◆ Problem to work on
Among the records, which lines hold the word "time"? Pick them out.

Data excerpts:
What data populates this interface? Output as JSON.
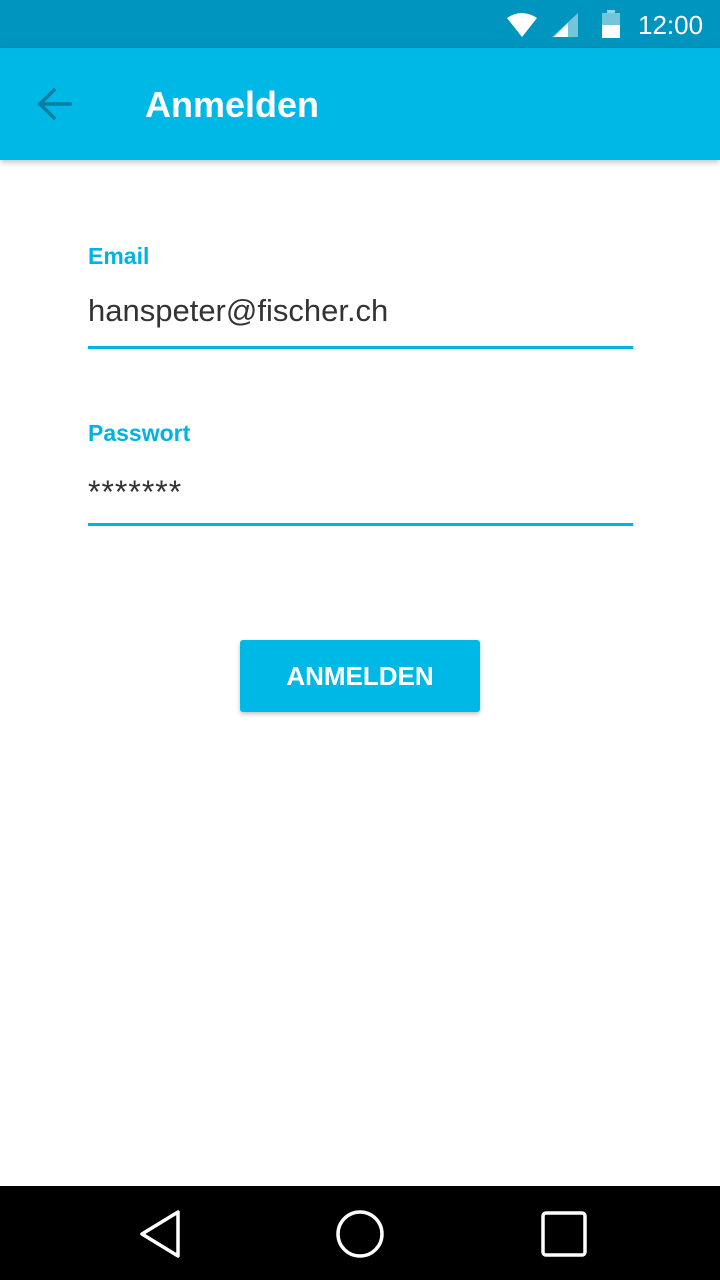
{
  "status_bar": {
    "time": "12:00",
    "icons": [
      "wifi-icon",
      "signal-icon",
      "battery-icon"
    ]
  },
  "app_bar": {
    "title": "Anmelden",
    "back_icon": "arrow-back-icon"
  },
  "form": {
    "email": {
      "label": "Email",
      "value": "hanspeter@fischer.ch"
    },
    "password": {
      "label": "Passwort",
      "value": "*******"
    },
    "submit_label": "ANMELDEN"
  },
  "nav_bar": {
    "icons": [
      "nav-back-icon",
      "nav-home-icon",
      "nav-recents-icon"
    ]
  },
  "colors": {
    "status_bar": "#0095BE",
    "app_bar": "#00B8E6",
    "accent": "#00B3E3",
    "nav_bar": "#000000"
  }
}
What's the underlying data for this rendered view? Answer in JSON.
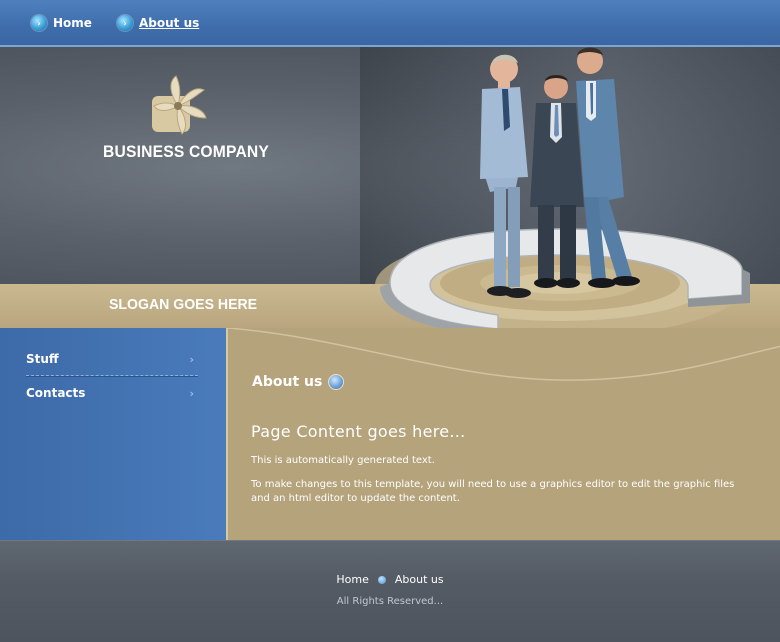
{
  "nav": {
    "items": [
      {
        "label": "Home"
      },
      {
        "label": "About us"
      }
    ]
  },
  "header": {
    "company_name": "BUSINESS COMPANY",
    "slogan": "SLOGAN GOES HERE"
  },
  "sidebar": {
    "items": [
      {
        "label": "Stuff",
        "arrow": "›"
      },
      {
        "label": "Contacts",
        "arrow": "›"
      }
    ]
  },
  "content": {
    "section_title": "About us",
    "heading": "Page Content goes here...",
    "paragraph1": "This is automatically generated text.",
    "paragraph2": "To make changes to this template, you will need to use a graphics editor to edit the graphic files and an html editor to update the content."
  },
  "footer": {
    "links": [
      {
        "label": "Home"
      },
      {
        "label": "About us"
      }
    ],
    "copyright": "All Rights Reserved..."
  },
  "colors": {
    "nav_blue": "#3f6dab",
    "sidebar_blue": "#4374b4",
    "tan": "#b5a37c",
    "footer_gray": "#545b64"
  }
}
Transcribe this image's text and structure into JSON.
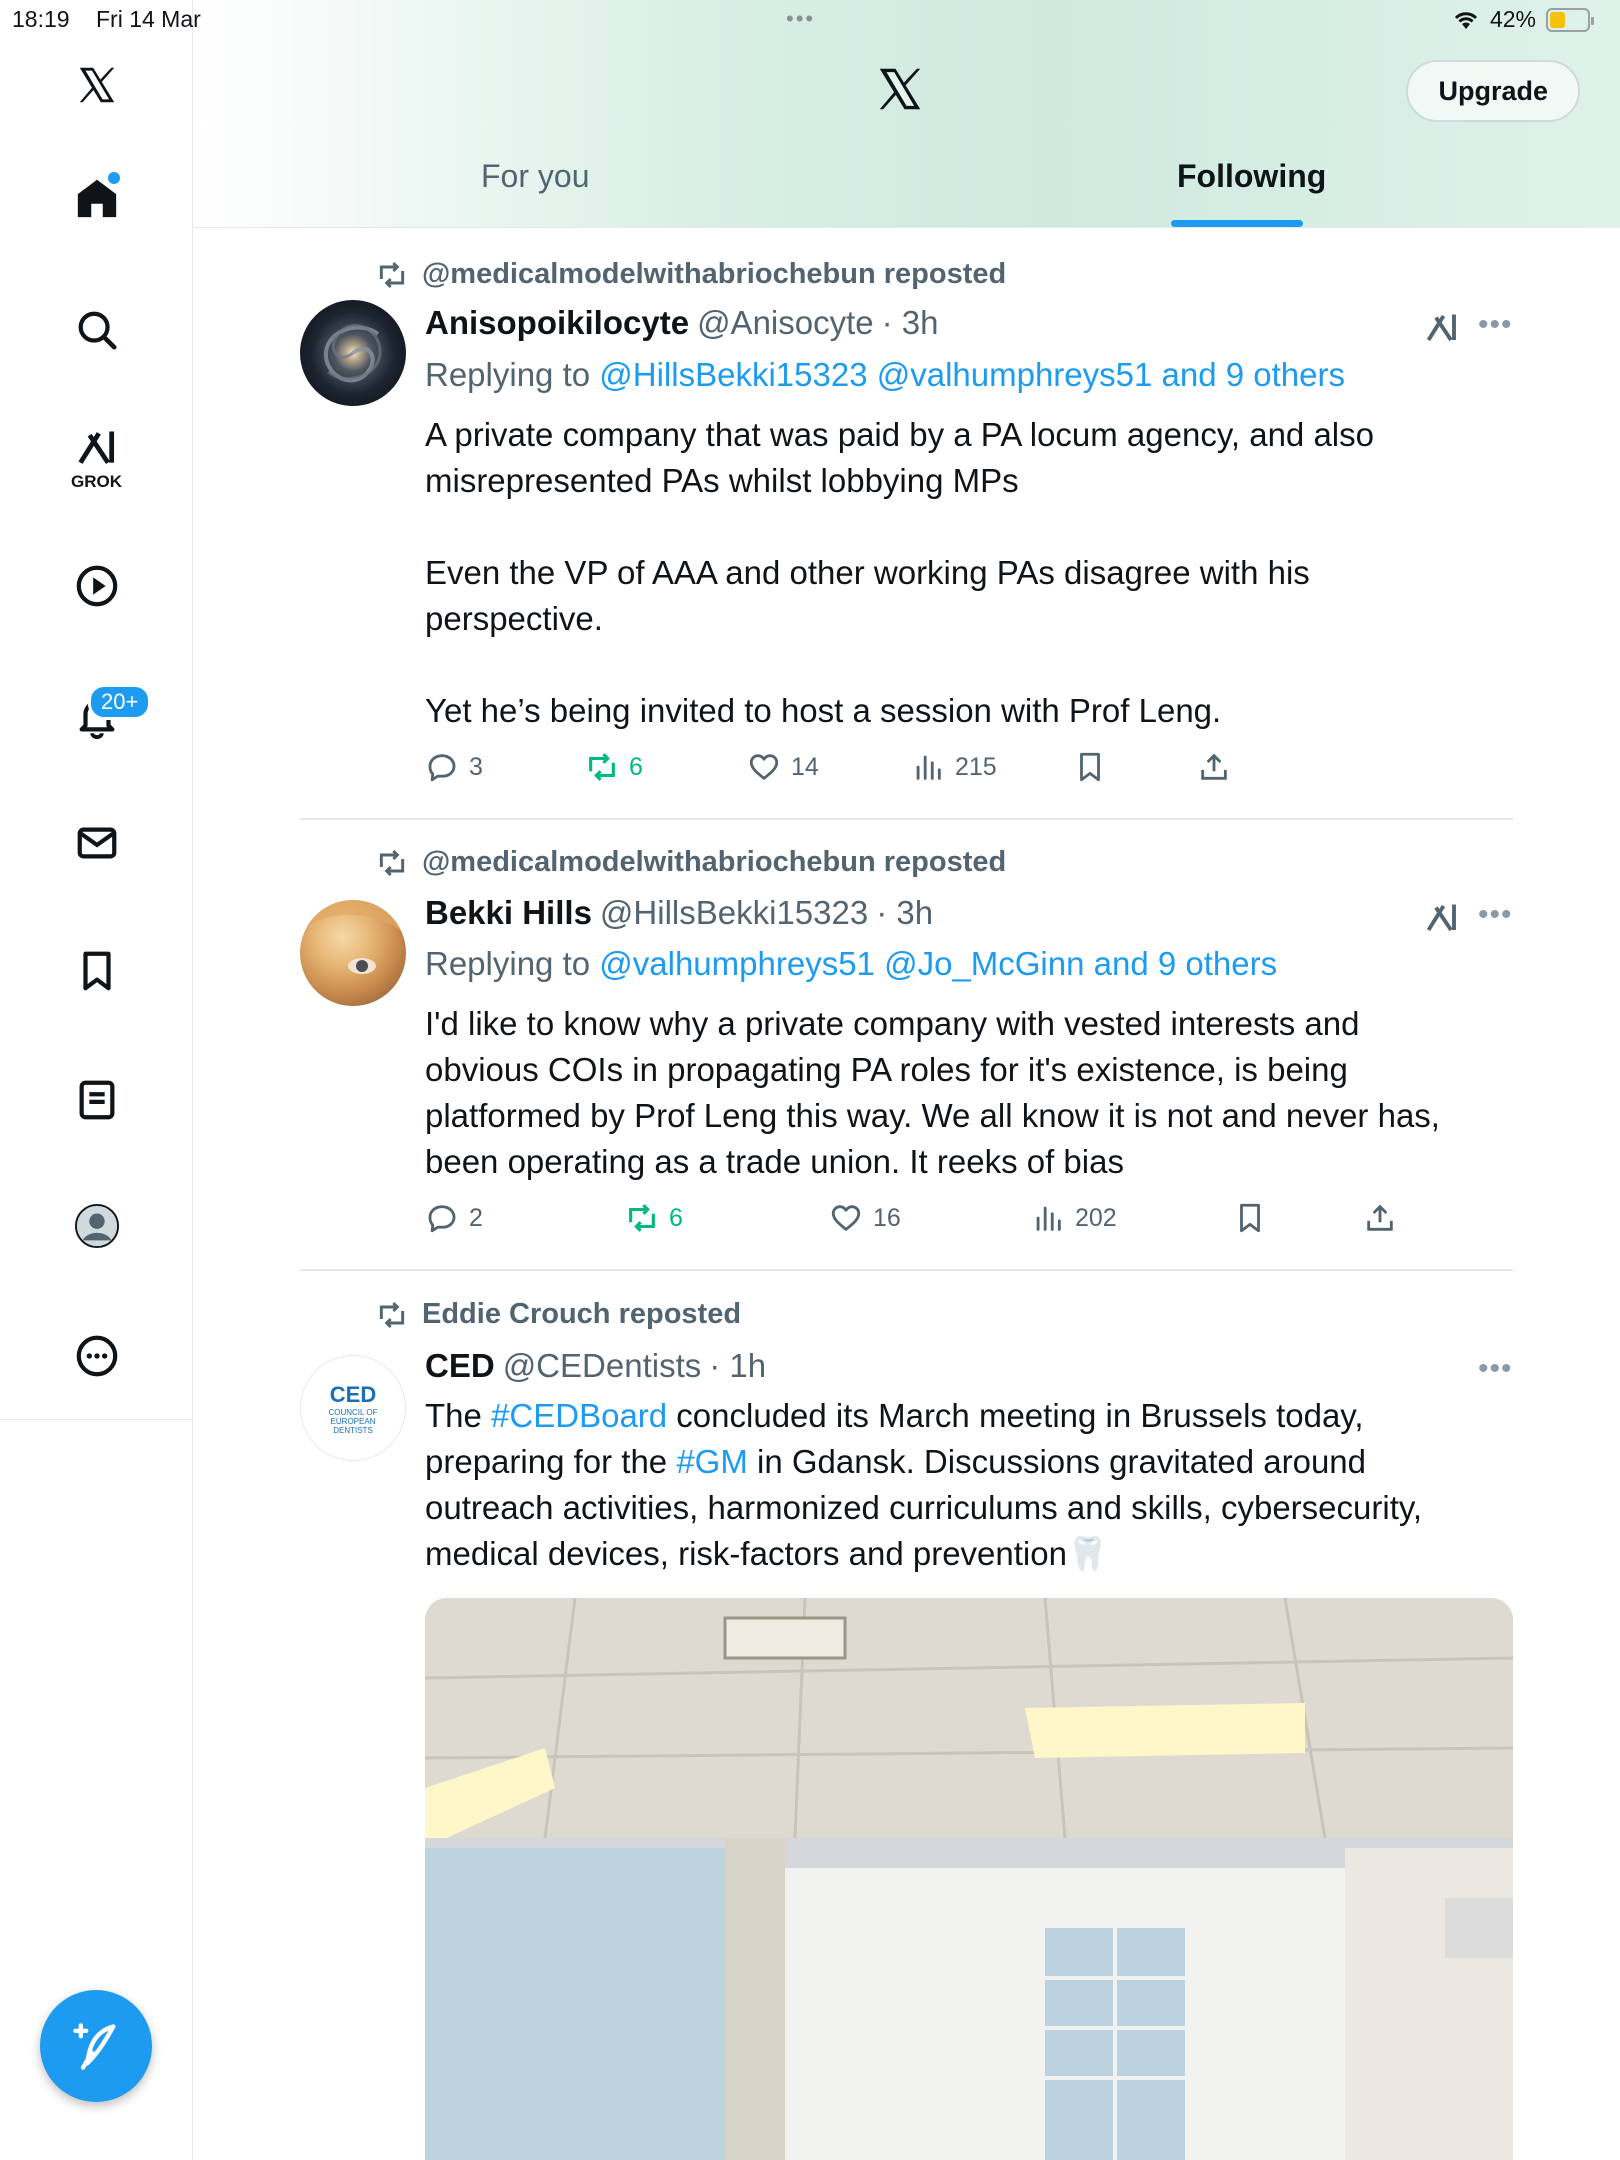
{
  "status_bar": {
    "time": "18:19",
    "date": "Fri 14 Mar",
    "battery": "42%"
  },
  "rail": {
    "grok_label": "GROK",
    "notifications_badge": "20+"
  },
  "header": {
    "upgrade_label": "Upgrade",
    "tabs": [
      {
        "label": "For you"
      },
      {
        "label": "Following"
      }
    ]
  },
  "tweets": [
    {
      "repost_by": "@medicalmodelwithabriochebun reposted",
      "name": "Anisopoikilocyte",
      "handle": "@Anisocyte",
      "time": "· 3h",
      "replying_prefix": "Replying to ",
      "replying_to": "@HillsBekki15323 @valhumphreys51 and 9 others",
      "text": "A private company that was paid by a PA locum agency, and also\nmisrepresented PAs whilst lobbying MPs\n\nEven the VP of AAA and other working PAs disagree with his\nperspective.\n\nYet he’s being invited to host a session with Prof Leng.",
      "replies": "3",
      "reposts": "6",
      "likes": "14",
      "views": "215"
    },
    {
      "repost_by": "@medicalmodelwithabriochebun reposted",
      "name": "Bekki Hills",
      "handle": "@HillsBekki15323",
      "time": "· 3h",
      "replying_prefix": "Replying to ",
      "replying_to": "@valhumphreys51 @Jo_McGinn and 9 others",
      "text": "I'd like to know why a private company with vested interests and\nobvious COIs in propagating PA roles for it's existence, is being\nplatformed by Prof Leng this way. We all know it is not and never has,\nbeen operating as a trade union. It reeks of bias",
      "replies": "2",
      "reposts": "6",
      "likes": "16",
      "views": "202"
    },
    {
      "repost_by": "Eddie Crouch reposted",
      "name": "CED",
      "handle": "@CEDentists",
      "time": "· 1h",
      "text_1": "The ",
      "tag_1": "#CEDBoard",
      "text_2": " concluded its March meeting in Brussels today,\npreparing for the ",
      "tag_2": "#GM",
      "text_3": " in Gdansk. Discussions gravitated around\noutreach activities, harmonized curriculums and skills, cybersecurity,\nmedical devices, risk-factors and prevention🦷",
      "avatar_text": "CED",
      "avatar_subtext": "COUNCIL OF EUROPEAN DENTISTS"
    }
  ],
  "colors": {
    "accent": "#1d9bf0",
    "repost_green": "#00ba7c",
    "muted": "#536471"
  }
}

◆ Completed task
    "time": "12:00",
    "time": "18:19",
      "time": "· 3h",
      "time": "· 3h",
      "time": "· 1h",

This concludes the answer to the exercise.